It is clear that the ways of yesterday's science don't jive with today's scientific culture. The inaugural National Postdoctoral meeting  fueled the fire, which continued to burn bright at the third annual Postdoc Network (PDN) Meeting  the next day. Speakers and attendees of the PDN meeting focused on ways to work with institutions, societies, and mentors to implement changes for postdoctoral scholars across the U.S.
Meeting attendees were a mixture of postdocs (52%), faculty (8%), academic administrators (many of whom--26%--hold a dual faculty role), funders, disciplinary society representatives, and others (14%). Twenty-seven states and two Canadian provinces were represented among the 150 registrants.
In her keynote address, M. R. C. Greenwood, chancellor of the University of California, Santa Cruz, reminisced about her own postdoctoral experience and talked about how much the culture of science has changed since she was a researcher. "Career tracks have changed in the last 30 years from [people going strictly to] academe to now having the options of research settings like industry," she said. "By and large, research universities are not terribly competent to advise postdocs and grad students to go into industries that they are not familiar with," she added.
University of California (UC) system administrators have been working diligently to enact policies that will help postdocs at the nine (soon to be ten) UC campuses. Foremost is a UC-wide minimum postdoctoral salary of $29,000 and complete medical benefits, including dental and vision care, for all postdocs. They need to make sure, she said, "that these creative young minds will have the ability to work in the environment they are in."
Topic of the first plenary was how to start setting policy priorities. Since the COSEPUP postdoc guide  came out over 2 years ago, a spate of surveys  conducted at institutions and professional societies across the country have helped pinpoint the current priorities for change regarding postdoctoral issues.
Overall, "90% or more of postdocs in physics feel satisfied" with the state of their careers, says Roman Czujko, director of the statistical research center at the American Institute of Physics . Physics postdocs are among the highest paid in the business, and because there are fewer physics Ph.D.s (compared with the biological sciences), these researchers also have a better chance of landing the job they desire. However, said Czujko, "the number of openings for physicists is strong, but it does not translate into automatic positions for people schooled in the U.S." Many applicants are schooled in other countries and come to the U.S as postdocs; many of these individuals then have a desire to stay in the U.S. and apply for in-country positions.

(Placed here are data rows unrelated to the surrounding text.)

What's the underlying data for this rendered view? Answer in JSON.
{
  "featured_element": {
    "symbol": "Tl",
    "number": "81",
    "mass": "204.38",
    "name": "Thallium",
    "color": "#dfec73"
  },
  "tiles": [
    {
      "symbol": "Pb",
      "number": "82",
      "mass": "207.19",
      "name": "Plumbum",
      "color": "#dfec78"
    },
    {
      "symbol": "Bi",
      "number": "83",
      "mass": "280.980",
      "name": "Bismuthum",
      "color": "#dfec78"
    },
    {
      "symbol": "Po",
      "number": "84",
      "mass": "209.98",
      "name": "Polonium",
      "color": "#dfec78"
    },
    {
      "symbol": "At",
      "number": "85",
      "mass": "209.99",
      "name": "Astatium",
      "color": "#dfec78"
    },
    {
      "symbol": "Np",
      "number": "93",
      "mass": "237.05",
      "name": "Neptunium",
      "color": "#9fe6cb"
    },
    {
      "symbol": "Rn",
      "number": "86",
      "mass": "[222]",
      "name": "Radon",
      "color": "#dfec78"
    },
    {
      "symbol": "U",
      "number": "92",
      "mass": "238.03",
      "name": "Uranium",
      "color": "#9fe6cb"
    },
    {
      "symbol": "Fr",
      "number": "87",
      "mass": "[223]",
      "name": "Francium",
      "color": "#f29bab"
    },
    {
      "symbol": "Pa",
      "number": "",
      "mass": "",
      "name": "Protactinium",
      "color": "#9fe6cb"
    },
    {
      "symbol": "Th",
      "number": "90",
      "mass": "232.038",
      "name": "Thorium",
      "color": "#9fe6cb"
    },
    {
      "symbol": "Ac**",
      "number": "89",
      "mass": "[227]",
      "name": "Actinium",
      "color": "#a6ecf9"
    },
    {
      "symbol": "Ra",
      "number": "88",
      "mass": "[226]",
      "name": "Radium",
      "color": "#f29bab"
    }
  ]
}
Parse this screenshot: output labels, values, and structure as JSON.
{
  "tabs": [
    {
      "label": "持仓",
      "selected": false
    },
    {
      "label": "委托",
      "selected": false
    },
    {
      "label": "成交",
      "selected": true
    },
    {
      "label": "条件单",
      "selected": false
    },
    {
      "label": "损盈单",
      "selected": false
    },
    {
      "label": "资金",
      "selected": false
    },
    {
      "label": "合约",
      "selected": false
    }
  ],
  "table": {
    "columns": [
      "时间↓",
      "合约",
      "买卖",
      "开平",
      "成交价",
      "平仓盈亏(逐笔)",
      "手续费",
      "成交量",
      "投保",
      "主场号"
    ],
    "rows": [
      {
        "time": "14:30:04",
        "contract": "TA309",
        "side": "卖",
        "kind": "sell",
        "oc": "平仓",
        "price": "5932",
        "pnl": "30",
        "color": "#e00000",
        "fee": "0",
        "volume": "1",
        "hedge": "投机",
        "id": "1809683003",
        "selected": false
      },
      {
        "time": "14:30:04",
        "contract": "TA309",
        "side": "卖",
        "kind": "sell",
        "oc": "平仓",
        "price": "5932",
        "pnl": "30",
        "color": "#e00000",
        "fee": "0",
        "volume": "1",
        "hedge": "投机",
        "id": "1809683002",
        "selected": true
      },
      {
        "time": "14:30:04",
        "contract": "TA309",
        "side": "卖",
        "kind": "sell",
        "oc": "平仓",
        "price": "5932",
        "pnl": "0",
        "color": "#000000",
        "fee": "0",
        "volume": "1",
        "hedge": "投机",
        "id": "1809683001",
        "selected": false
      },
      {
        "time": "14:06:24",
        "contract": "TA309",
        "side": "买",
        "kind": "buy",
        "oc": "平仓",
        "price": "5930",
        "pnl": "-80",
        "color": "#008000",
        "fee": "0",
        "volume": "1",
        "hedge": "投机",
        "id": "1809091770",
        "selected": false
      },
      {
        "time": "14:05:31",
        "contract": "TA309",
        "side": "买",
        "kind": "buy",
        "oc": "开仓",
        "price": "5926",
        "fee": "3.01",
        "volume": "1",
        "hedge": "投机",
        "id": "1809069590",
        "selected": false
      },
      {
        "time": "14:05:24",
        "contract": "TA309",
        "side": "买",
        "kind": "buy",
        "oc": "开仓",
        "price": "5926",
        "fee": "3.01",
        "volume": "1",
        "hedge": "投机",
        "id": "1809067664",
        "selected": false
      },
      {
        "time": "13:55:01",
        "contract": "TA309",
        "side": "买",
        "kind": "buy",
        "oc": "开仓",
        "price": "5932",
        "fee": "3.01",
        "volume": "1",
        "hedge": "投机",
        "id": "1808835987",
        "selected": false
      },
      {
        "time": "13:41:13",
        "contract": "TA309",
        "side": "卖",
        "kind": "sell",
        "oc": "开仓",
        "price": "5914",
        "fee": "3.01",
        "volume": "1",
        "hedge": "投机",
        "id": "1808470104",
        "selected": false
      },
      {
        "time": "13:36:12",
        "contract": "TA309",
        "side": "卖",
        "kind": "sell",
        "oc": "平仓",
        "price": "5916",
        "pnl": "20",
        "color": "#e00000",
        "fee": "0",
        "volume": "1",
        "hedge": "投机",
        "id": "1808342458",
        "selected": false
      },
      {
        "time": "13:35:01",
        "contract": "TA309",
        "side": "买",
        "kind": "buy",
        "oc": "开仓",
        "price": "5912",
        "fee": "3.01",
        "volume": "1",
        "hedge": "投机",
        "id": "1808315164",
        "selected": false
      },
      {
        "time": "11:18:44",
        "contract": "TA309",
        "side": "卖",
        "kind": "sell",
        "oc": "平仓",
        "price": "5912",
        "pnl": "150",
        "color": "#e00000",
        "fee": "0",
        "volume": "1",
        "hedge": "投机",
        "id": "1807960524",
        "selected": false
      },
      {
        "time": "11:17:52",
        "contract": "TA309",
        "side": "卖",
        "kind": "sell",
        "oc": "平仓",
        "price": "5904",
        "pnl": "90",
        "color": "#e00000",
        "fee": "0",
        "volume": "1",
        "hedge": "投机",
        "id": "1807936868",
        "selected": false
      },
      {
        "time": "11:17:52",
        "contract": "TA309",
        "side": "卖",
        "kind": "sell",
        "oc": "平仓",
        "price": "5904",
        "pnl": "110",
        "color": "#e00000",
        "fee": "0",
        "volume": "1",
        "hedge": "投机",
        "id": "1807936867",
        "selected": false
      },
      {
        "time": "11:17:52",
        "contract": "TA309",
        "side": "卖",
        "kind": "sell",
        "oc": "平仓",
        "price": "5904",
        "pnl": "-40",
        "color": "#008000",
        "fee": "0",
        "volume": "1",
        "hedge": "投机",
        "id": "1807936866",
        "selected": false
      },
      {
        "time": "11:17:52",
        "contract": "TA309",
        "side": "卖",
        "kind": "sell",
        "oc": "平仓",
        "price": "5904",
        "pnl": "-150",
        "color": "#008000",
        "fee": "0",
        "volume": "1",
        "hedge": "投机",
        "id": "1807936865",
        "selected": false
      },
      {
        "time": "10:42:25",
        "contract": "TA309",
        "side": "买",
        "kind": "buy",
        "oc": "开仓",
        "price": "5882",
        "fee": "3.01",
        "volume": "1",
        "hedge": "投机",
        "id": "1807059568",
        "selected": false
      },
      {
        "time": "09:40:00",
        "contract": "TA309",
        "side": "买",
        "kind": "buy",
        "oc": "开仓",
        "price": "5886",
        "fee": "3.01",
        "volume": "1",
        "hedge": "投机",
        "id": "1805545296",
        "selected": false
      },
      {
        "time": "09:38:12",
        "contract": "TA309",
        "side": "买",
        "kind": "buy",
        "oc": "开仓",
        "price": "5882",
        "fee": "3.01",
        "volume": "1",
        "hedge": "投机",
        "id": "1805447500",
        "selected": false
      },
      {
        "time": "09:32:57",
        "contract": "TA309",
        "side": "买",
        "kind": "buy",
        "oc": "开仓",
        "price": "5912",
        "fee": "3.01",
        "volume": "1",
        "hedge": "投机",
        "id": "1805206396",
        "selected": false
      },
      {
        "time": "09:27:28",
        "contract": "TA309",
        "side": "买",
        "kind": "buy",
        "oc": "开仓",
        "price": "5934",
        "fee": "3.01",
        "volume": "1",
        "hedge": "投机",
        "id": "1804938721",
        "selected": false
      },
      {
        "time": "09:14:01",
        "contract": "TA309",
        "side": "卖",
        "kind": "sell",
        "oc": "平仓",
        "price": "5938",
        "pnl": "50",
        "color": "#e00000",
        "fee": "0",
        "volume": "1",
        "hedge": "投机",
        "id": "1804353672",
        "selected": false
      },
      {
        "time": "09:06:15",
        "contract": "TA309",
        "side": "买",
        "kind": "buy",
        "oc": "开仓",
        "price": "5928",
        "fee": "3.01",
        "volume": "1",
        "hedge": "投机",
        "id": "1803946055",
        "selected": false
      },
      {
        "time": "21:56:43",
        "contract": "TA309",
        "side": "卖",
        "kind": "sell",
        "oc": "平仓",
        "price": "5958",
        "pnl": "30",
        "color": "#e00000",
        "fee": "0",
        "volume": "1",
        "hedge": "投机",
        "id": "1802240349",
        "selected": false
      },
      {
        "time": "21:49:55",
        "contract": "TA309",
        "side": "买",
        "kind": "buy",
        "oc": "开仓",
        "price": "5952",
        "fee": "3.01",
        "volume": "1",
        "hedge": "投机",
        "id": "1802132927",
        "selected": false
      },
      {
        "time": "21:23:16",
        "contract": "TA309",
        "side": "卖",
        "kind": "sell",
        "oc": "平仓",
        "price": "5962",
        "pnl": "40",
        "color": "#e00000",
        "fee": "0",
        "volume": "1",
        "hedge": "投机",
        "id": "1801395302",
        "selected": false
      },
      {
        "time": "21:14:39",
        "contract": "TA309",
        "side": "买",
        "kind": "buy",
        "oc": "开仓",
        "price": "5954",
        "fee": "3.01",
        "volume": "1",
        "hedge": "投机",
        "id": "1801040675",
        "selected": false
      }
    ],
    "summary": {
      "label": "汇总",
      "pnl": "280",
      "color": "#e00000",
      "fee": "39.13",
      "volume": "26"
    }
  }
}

Another factor is that lateral moves are common in the field, with many people hired as professors who previously held similar positions outside of the U.S. These added applicants sometimes fill spots that younger postdoctoral scholars ready to move out of their postdoc and into faculty jobs might otherwise have filled.
The session continued with Geoff Davis, leader of the Sigma Xi national postdoc survey project . Davis is working on a survey kit that can be used by academic institutions and postdoc associations to keep track of current postdoc issues. These kits will be easy to use and contain user-friendly software. The goal is to "provide good resources so that every time you do a survey you don't have to reinvent the wheel," said Davis.
The University of Wisconsin, Madison, recently conducted a survey  of its postdocs that is a worthy point of reference for other institutions. Rather than applying standard Web-based or snail-mail approaches, James Sweet, the director of the survey center at the University of Wisconsin, instead used a small-town tactic: His group called every person on the postdoc list. "Developing motivation to participate is very important for surveys of this sort," he said. By calling people at home, surveyors could easily explain the value of the questions to the participants. All in all, Sweet and his colleagues had an 81% response rate with only 34 of 461 people refusing the interview. The group's efforts produced not only vital information about the overall postdoc experience, but also valuable data regarding the various subgroups represented in the population: men versus women, international versus domestic postdocs, and biological versus physical sciences.
Surveys are a great way to find out about the problems, but once the data are collected, tabulated, and disseminated, it is time to implement solutions. This is the hurdle that many find daunting. With this in mind, PDN brought in members of the National Communication Association to guide a workshop called "Creating Constructive Conversations for Organizational Change." Workshop coordinator J. Kevin Barge, an associate professor of speech communication at the University of Georgia in Athens, pepped up the crowd with an opening address on positive mechanisms to bring about change. Audience members then splintered off into small mediation groups that prioritized questions relating to postdoc policy issues. The interactive seminar was well-received by the participants. It changed the dynamic of the group and gave people an opportunity to positively interact with other PDN meeting attendees. And, as Barge explained, creating networks is an important step in any change effort.
The first day drew to a close with an afternoon plenary session about the efforts to change the postdoctoral experience at a national level. Scientific societies such as FASEB, funders including the NIH and NSF, and various scientific institutions agree about most of the major issues that need to be updated: stipend levels, healthcare benefits, term limits, and professional development. Now comes the hard part: making the changes.